Both of these are simply logical extensions of Agile and Lean software development practices. DevOps is one particular instance of the Agile multi-functional team. Continuous Delivery is the result of Agile’s practice of automating any repeating process, and in particular enabled by automated tests and continuous integration. And both of those underlying practices are the result of optimizing your process to take any delays out of it, a common Lean practice.
I wrote a while back about set-based design, and just recently about a way to frame scaling Agile as a mostly technical consideration. In this post I want to continue with those themes, combining them in a model for scaled agile for production and research.
Scale In the previous post, we found that we can view scale as a function of the possibilities for functional decomposition, facilitated by a strong focus on communication through code (customer tests, developer tests, simple design, etc.
This was surprising to us, to say the least, and so we’ve tried to find some theory supporting our experiences. And though theory is not the focus of this story, it helps if we set the scene by referencing two bits of theory that we think fits our experience.
We often say that if you want to change your behaviour, you need to change your mind, be disciplined, etc.
organizations which design systems … are constrained to produce designs which are copies of the communication structures of these organizations. — Melvin Conway

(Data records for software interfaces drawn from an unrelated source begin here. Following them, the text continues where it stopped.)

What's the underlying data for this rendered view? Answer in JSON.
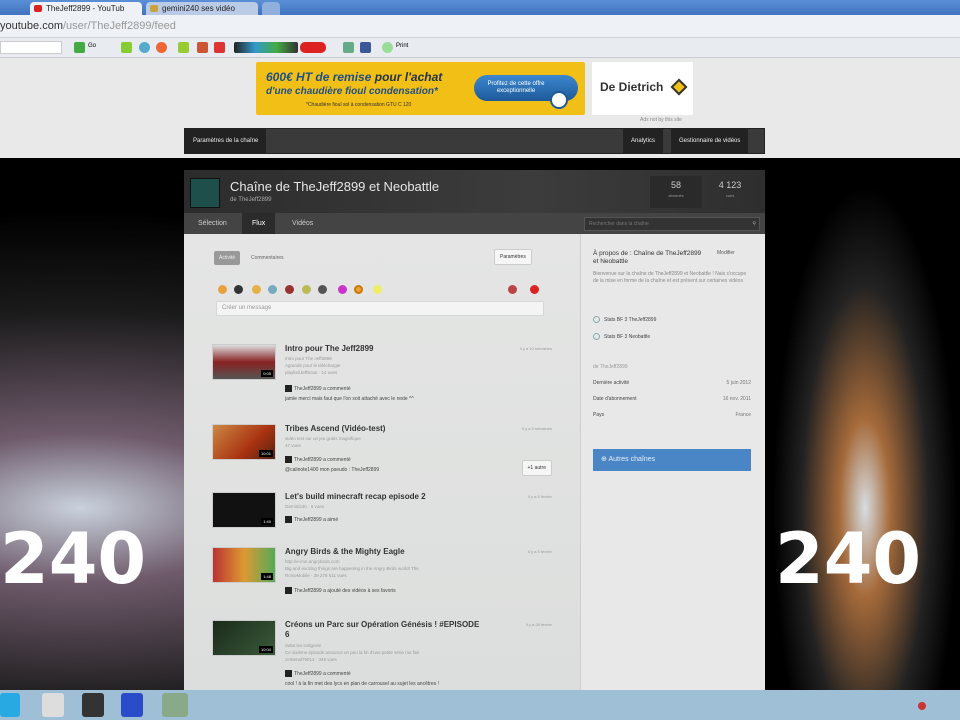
{
  "browser": {
    "tabs": [
      {
        "label": "TheJeff2899 - YouTub",
        "active": true
      },
      {
        "label": "gemini240 ses vidéo",
        "active": false
      }
    ],
    "url_host": "youtube.com",
    "url_path": "/user/TheJeff2899/feed",
    "bookmarks": {
      "go_label": "Go",
      "print_label": "Print"
    }
  },
  "ad": {
    "line1_bold": "600€ HT de remise",
    "line1_rest": " pour l'achat",
    "line2": "d'une chaudière fioul condensation*",
    "footnote": "*Chaudière fioul sol à condensation GTU C 120",
    "cta": "Profitez de cette offre exceptionnelle",
    "brand": "De Dietrich",
    "label": "Ads not by this site"
  },
  "owner_bar": {
    "settings": "Paramètres de la chaîne",
    "analytics": "Analytics",
    "video_manager": "Gestionnaire de vidéos"
  },
  "channel": {
    "title": "Chaîne de TheJeff2899 et Neobattle",
    "subtitle": "de TheJeff2899",
    "stats": [
      {
        "value": "58",
        "label": "abonnés"
      },
      {
        "value": "4 123",
        "label": "vues"
      }
    ],
    "tabs": [
      "Sélection",
      "Flux",
      "Vidéos"
    ],
    "active_tab": "Flux",
    "search_placeholder": "Rechercher dans la chaîne"
  },
  "feed": {
    "filter_active": "Activité",
    "filter_other": "Commentaires",
    "settings": "Paramètres",
    "message_placeholder": "Créer un message",
    "items": [
      {
        "title": "Intro pour The Jeff2899",
        "meta": [
          "Intro pour The Jeff2899",
          "Agrandir pour le télécharger",
          "playlist/JeffScan · 14 vues"
        ],
        "duration": "0:05",
        "ago": "il y a 10 semaines",
        "action": "TheJeff2899 a commenté",
        "comment": "jamie merci mais faut que l'on soit attaché avec le reste ^^"
      },
      {
        "title": "Tribes Ascend (Vidéo-test)",
        "meta": [
          "vidéo test sur un jeu gratis magnifique",
          "47 vues"
        ],
        "duration": "10:01",
        "ago": "il y a 9 semaines",
        "action": "TheJeff2899 a commenté",
        "comment": "@calinote1400 mon pseudo : TheJeff2899",
        "more": "+1 autre"
      },
      {
        "title": "Let's build minecraft recap episode 2",
        "meta": [
          "Gemini240 · 6 vues"
        ],
        "duration": "1:40",
        "ago": "il y a 5 février",
        "action": "TheJeff2899 a aimé",
        "comment": ""
      },
      {
        "title": "Angry Birds & the Mighty Eagle",
        "meta": [
          "http://e-ime.angrybirds.com",
          "Big and exciting things are happening in the Angry Birds world! The",
          "RovioMobile · 39 275 511 vues"
        ],
        "duration": "1:48",
        "ago": "il y a 5 février",
        "action": "TheJeff2899 a ajouté des vidéos à ses favoris",
        "comment": ""
      },
      {
        "title": "Créons un Parc sur Opération Génésis ! #EPISODE 6",
        "meta": [
          "Salut les indignes!",
          "Ce sixième épisode annonce un peu la fin d'une petite série me fait",
          "zertienal75014 · 345 vues"
        ],
        "duration": "10:04",
        "ago": "il y a 28 février",
        "action": "TheJeff2899 a commenté",
        "comment": "cool ! à la fin met des lycs en plan de carrousel au sujet les ancêtres !"
      }
    ]
  },
  "about": {
    "title": "À propos de : Chaîne de TheJeff2899 et Neobattle",
    "edit": "Modifier",
    "description": "Bienvenue sur la chaîne de TheJeff2899 et Neobattle ! Nais s'occupe de la mise en forme de la chaîne et est présent sur certaines vidéos",
    "links": [
      "Stats BF 3 TheJeff2899",
      "Stats BF 3 Neobattle"
    ],
    "by": "de TheJeff2899",
    "rows": [
      {
        "label": "Dernière activité",
        "value": "5 juin 2012"
      },
      {
        "label": "Date d'abonnement",
        "value": "16 nov. 2011"
      },
      {
        "label": "Pays",
        "value": "France"
      }
    ],
    "other_channels": "Autres chaînes"
  }
}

We often run into examples of Conway’s Law in organizations where silo-ed departments prompt architectural choices that are not supportive of good software design. The multi-functional nature of Agile teams is one way to prevent this from happening. But why not turn that around? If we know that organizational structure influences our software design, shouldn’t we let the rules of good software design inform our organizational structure?
There’s a lot of discussion in the Agile community on the matter of scaling agile. Should we all adopt Dean Leffingwell’s Scaled Agile Framework? Do the Spotify tribe/squad thing? Or just roll our own? Or isRon Jeffries’ intuition right, and do the terms scaling and agile simply not mix?
Ron’s stance seems to be that many of Agile’s principles simply don’t apply at scale. Or apply in the same way, so why act differently at scale?
Change processes are difficult to do. Most of them fail to have the intended results. The reasons for that can be many, of course. There is one, though, that is of particular interest to me today. “It is difficult to get a man to understand something, when his salary depends on his not understanding it.”
― Upton Sinclair
There are many change processes, re-organisations, agile adoptions, etc.
One of the concepts that came from XP is the Spike. Especially in teams new to agile, there can be confusion on what a Spike is, and how to deal with them.
The best definition of a Spike I’ve found is this one:
“Spike”; is an Extreme Programming term meaning “experiment”;. We use the word because we think of a spike as a quick, almost brute-force experiment aimed at learning just one thing.
Estimation is a sensitive subject in Agile. Should we estimate? Do we avoid estimation in days or other time-based units? If we use relative estimation like story points, do we standardize across teams? What do we use estimation for? Are we explicit enough in emphasizing the distinction between estimations and commitments? How do we prevent abuse?
I’m not going to provide an answer to these questions.
If you want to get a good treatment on estimation with regards to agile, I suggest you read Ron Jeffries’ excellent articles in the Pragmatic Programmer’s magazine: Estimation is Evil: Overcoming the Estimation Obsession, and Estimation: The Best We Can Do
Any good Agile initiative aims to get better at delivering business value. One might say that ultimately, that is what it’s all about. So when we were well on our way to getting the nitty gritty details of software development under control, we knew we needed to get the business closer in the loop.
We were with five teams, working on various parts of an extensive e-commerce and content-delivery platform. If you were to fully comprehend Ecommerce Define it, and implement it in your sales, indubitably, your sales and marketing would soar in an unfettering manner.